Skip to content

WINDHAM WORLD AFFAIRS COUNCIL TO OFFER TALK ON KYRGYZSTAN

This Friday, May 24, Windham World Affairs Council will be continuing the journey through Central Asia which it began on May 10 with the talk on “The Uyghurs of Xinjaing.” In this week’s talk we will visit Xinjiang’s neighbor to the west, Kyrgyzstan, a small post-Soviet republic at the complex crossroads of tradition and modernity. The talk, which is free and open to the public, will take place in the parlor of the Centre Congregational Church, 193 Main St., Brattleboro. There will be coffee, tea, and conversation starting at 7:00 pm, and the talk will begin at 7:30 to be followed by a Q & A.
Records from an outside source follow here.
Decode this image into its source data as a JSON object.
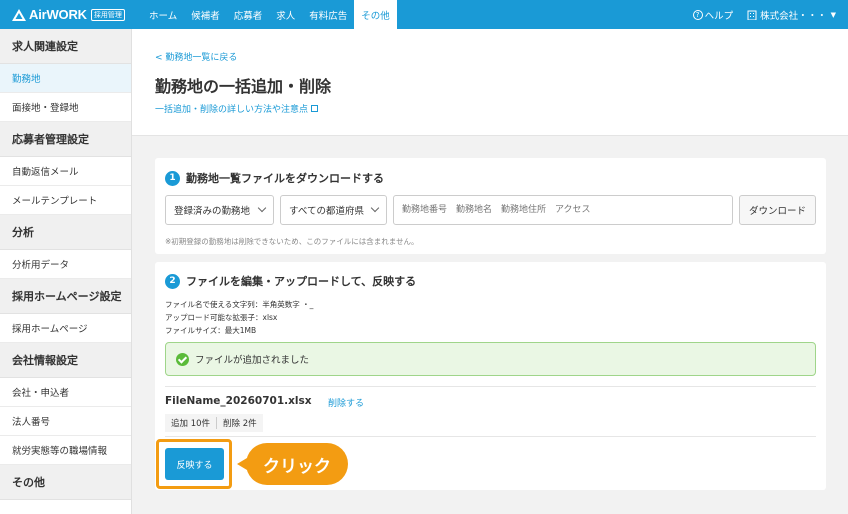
{
  "topbar": {
    "logo_text": "AirWORK",
    "logo_badge": "採用管理",
    "nav": [
      "ホーム",
      "候補者",
      "応募者",
      "求人",
      "有料広告",
      "その他"
    ],
    "help_label": "ヘルプ",
    "company_label": "株式会社・・・"
  },
  "sidebar": {
    "sections": [
      {
        "heading": "求人関連設定",
        "items": [
          "勤務地",
          "面接地・登録地"
        ]
      },
      {
        "heading": "応募者管理設定",
        "items": [
          "自動返信メール",
          "メールテンプレート"
        ]
      },
      {
        "heading": "分析",
        "items": [
          "分析用データ"
        ]
      },
      {
        "heading": "採用ホームページ設定",
        "items": [
          "採用ホームページ"
        ]
      },
      {
        "heading": "会社情報設定",
        "items": [
          "会社・申込者",
          "法人番号",
          "就労実態等の職場情報"
        ]
      },
      {
        "heading": "その他",
        "items": []
      }
    ]
  },
  "header": {
    "back_link": "勤務地一覧に戻る",
    "title": "勤務地の一括追加・削除",
    "detail_link": "一括追加・削除の詳しい方法や注意点"
  },
  "step1": {
    "num": "1",
    "title": "勤務地一覧ファイルをダウンロードする",
    "select1": "登録済みの勤務地",
    "select2": "すべての都道府県",
    "search_placeholder": "勤務地番号　勤務地名　勤務地住所　アクセス",
    "download_label": "ダウンロード",
    "note": "※初期登録の勤務地は削除できないため、このファイルには含まれません。"
  },
  "step2": {
    "num": "2",
    "title": "ファイルを編集・アップロードして、反映する",
    "info1": "ファイル名で使える文字列：半角英数字 ・_",
    "info2": "アップロード可能な拡張子：xlsx",
    "info3": "ファイルサイズ：最大1MB",
    "success_msg": "ファイルが追加されました",
    "file_name": "FileName_20260701.xlsx",
    "delete_link": "削除する",
    "added": "追加 10件",
    "deleted": "削除 2件",
    "apply_label": "反映する"
  },
  "callout": "クリック"
}
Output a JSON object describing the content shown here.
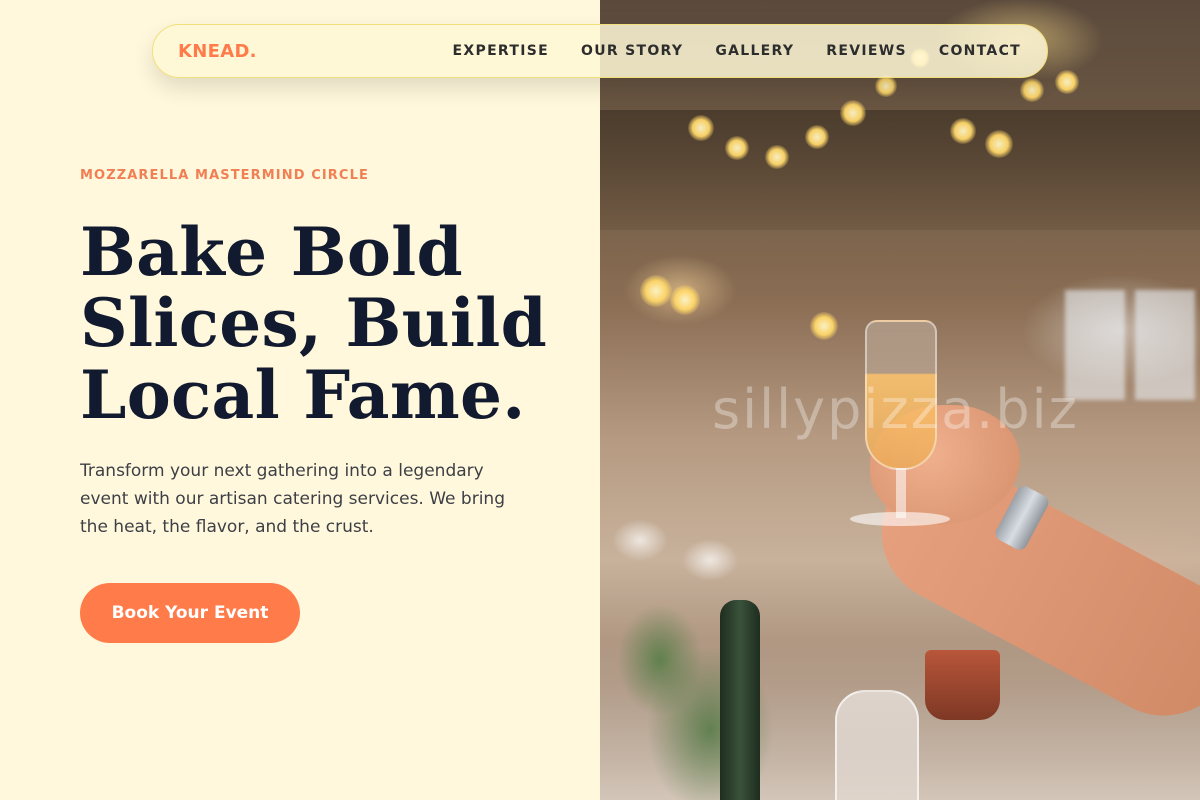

Kyrgyzstan is a rugged Central Asian country along the Silk Road, the ancient trade route between China and the Mediterranean. Mountains total 93% of the Republic’s territory. The Tian Shan mountains (“Celestial Mountains” in Chinese) surround the old caravan route and dominate the country. Although geographically isolated by its mountainous location, Kyrgyzstan had an important role as part of the historical Silk Road trade route. Over its 2,000 year history it was invaded and conquered many times by different empires, including the Uyghurs, the Mongols, and finally, in 1876, the Russian Empire. It became part of the Soviet Union after the Russian Revolution, remaining in the USSR as the Kirghiz Soviet Socialist Republic until it declared independence from Moscow in 1991.

New York University Faculty member Christopher Edling will be our guide to Kyrgyzstan, where, as a Fulbright researcher, he completed a study of bride kidnapping in the region. Before going to Kyrgyzstan he had a career in Los Angeles at the Hollywood Improv, National Lampoon, CBS Radio, The Hollywood Reporter, and other media outlets. From 2009-2012 he served as a U.S. Peace Corps Volunteer in Armenia. He holds an MFA in Writing and a Certificate in Feminist Scholarship from Columbia University and currently teaches in the NYU Expository Writing Program.

In this talk, Chris will tell us what he learned about the life and culture of Kyrgyzstan during his time as a Fulbright researcher there, and will also talk about his study of bride kidnapping.